        pSprite.height = percentTime * pHeight
      end if
      if pOrientation = #horizontal then
        pSprite.width = pWidth - (percentTime * pWidth)
        pSprite.height = pHeight - (percentTime * pHeight)
      end if
    end if
  end if
end stepFrame
on endSprite me
  deleteOne the actorList, me
end endSprite
on getPropertyDescriptionList me
  set pdlist to [:]
  myWidth = sprite(the currentSpriteNum).member.width
  myHeight = sprite(the currentSpriteNum).member.height
  if myHeight > myWidth then
    defOrientation = #vertical
    defOrientation = #horizontal
  end if
  addprop pdlist, #pSecs, [#comment:"How many seconds?", ¬
    #format:#integer, #default:30]
  addprop pdlist, #pDirection, [#comment:"Count which way?", ¬
    #format:#symbol, #default:#increase, #range:[#increase,#decrease]]
  addprop pdlist, #pOrientation, [#comment:"Orientation?", #format:¬
    #symbol, #default:defOrientation, #range:[#horizontal,#vertical]]
  return pdlist
end getPropertyDescriptionList

The stepFrame handler isn't very complicated. It looks about twice as long as necessary because I've included the option for the bar to be oriented vertically. So, for every command to change the size of the bar, there's an if statement that checks the pOrientation property and then issues the appropriate command to adjust either the width or height.

The first thing the stepFrame handler does is check to see if the full time has elapsed. If so, it checks to see if the bar was counting up or down and then sets the sprite to its full width/height, or to 0. And then it does something very important: it removes itself from the actorList. After that, you can insert whatever else you want to happen when time has elapsed. I've included a "beep" just to show you where to insert your additional instructions.

If the time has not fully elapsed, then it does the percentage calculation, comparing ticks elapsed to total ticks specified. This percentage is then applied to the width/height -- either positively or negatively (depending on whether it's counting up or down.)

Here's an interesting thing about the actorList. Once you add the behavior to the actorList, it will remain in existence even if the sprite goes away. So, if you start this behavior and it gets added to the actorList, it will persist even if you move to another place in the score -- or ever to another movie. That could screw you up if you didn't realize what was happening. Therefore, I've included the endSprite handler that deletes it from the actorList.

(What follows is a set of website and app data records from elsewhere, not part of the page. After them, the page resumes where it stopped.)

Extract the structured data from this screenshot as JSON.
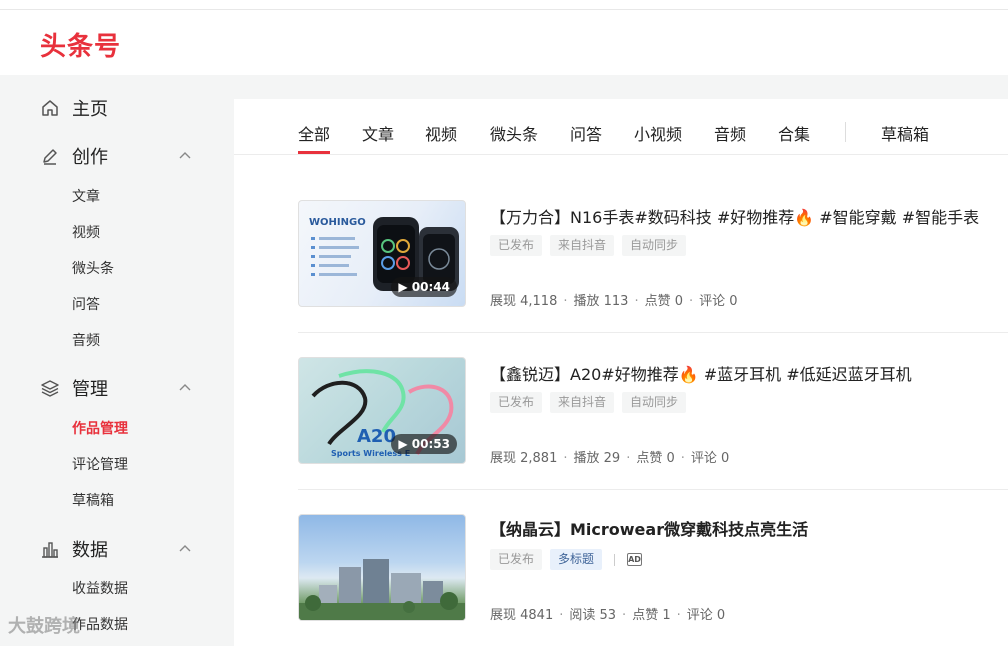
{
  "brand": {
    "logo_text": "头条号",
    "accent": "#e8313c"
  },
  "sidebar": {
    "home": "主页",
    "create": {
      "label": "创作",
      "items": [
        "文章",
        "视频",
        "微头条",
        "问答",
        "音频"
      ]
    },
    "manage": {
      "label": "管理",
      "items": [
        "作品管理",
        "评论管理",
        "草稿箱"
      ],
      "active": "作品管理"
    },
    "data": {
      "label": "数据",
      "items": [
        "收益数据",
        "作品数据"
      ]
    }
  },
  "tabs": [
    "全部",
    "文章",
    "视频",
    "微头条",
    "问答",
    "小视频",
    "音频",
    "合集",
    "草稿箱"
  ],
  "active_tab": "全部",
  "items": [
    {
      "title": "【万力合】N16手表#数码科技 #好物推荐🔥 #智能穿戴 #智能手表",
      "tags": [
        "已发布",
        "来自抖音",
        "自动同步"
      ],
      "duration": "00:44",
      "thumb_text": "WOHINGO",
      "stats": [
        "展现 4,118",
        "播放 113",
        "点赞 0",
        "评论 0"
      ]
    },
    {
      "title": "【鑫锐迈】A20#好物推荐🔥 #蓝牙耳机 #低延迟蓝牙耳机",
      "tags": [
        "已发布",
        "来自抖音",
        "自动同步"
      ],
      "duration": "00:53",
      "thumb_text": "A20",
      "thumb_subtext": "Sports Wireless E",
      "stats": [
        "展现 2,881",
        "播放 29",
        "点赞 0",
        "评论 0"
      ]
    },
    {
      "title": "【纳晶云】Microwear微穿戴科技点亮生活",
      "tags": [
        "已发布",
        "多标题"
      ],
      "ad_label": "AD",
      "stats": [
        "展现 4841",
        "阅读 53",
        "点赞 1",
        "评论 0"
      ]
    }
  ],
  "watermark": "大鼓跨境"
}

One final thing to note is the getPropertyDescriptionList handler. For pOrientation and pDirection, I wanted to have 2 specific choices. For example, the orientation can only be either horizontal or vertical, and it's great to have these choices on a pulldown menu. To do that, specify a #range as a list [#horizontal, #vertical]. I went one step further. I wanted the behavior to be smart enough to guess whether the orientation should be vertical or horizontal. So, instead of specifying one or the other as the default, I used a variable called defOrientation.

The first few lines of the gpdl handler compare the width and height of the member in the current sprite. If height is more than width, then it guesses that the defOrientation should be #vertical. Otherwise, it's #horizontal. Try this feature for yourself by dropping the behavior first onto a wide sprite, then onto a tall one. The default in the dialog box will know which way to go -- though you can override it, of course.

One last note. In my demo, the horizontal bars are "anchored" to the left side, and the vertical bars are locked to the bottom of the range. You can change this by resetting the regPoint of the cast member. In the demo above, the horizontal cast member has a regPoint of point(0,0) -- top left. The vertical members have a regPoint set to the bottom left corner. Play with the regPoint to come up with variations which meet your needs.

Good luck with your project.

Patrick McClellan is Director Online's co-founder. Pat is Vice President, Managing Director for Jack Morton Worldwide, a global experiential marketing company. He is responsible for the San Francisco office, which helps major technology clients to develop marketing communications programs to reach enterprise and consumer audiences.

Copyright 1997-2017, Director Online. Article content copyright by respective authors.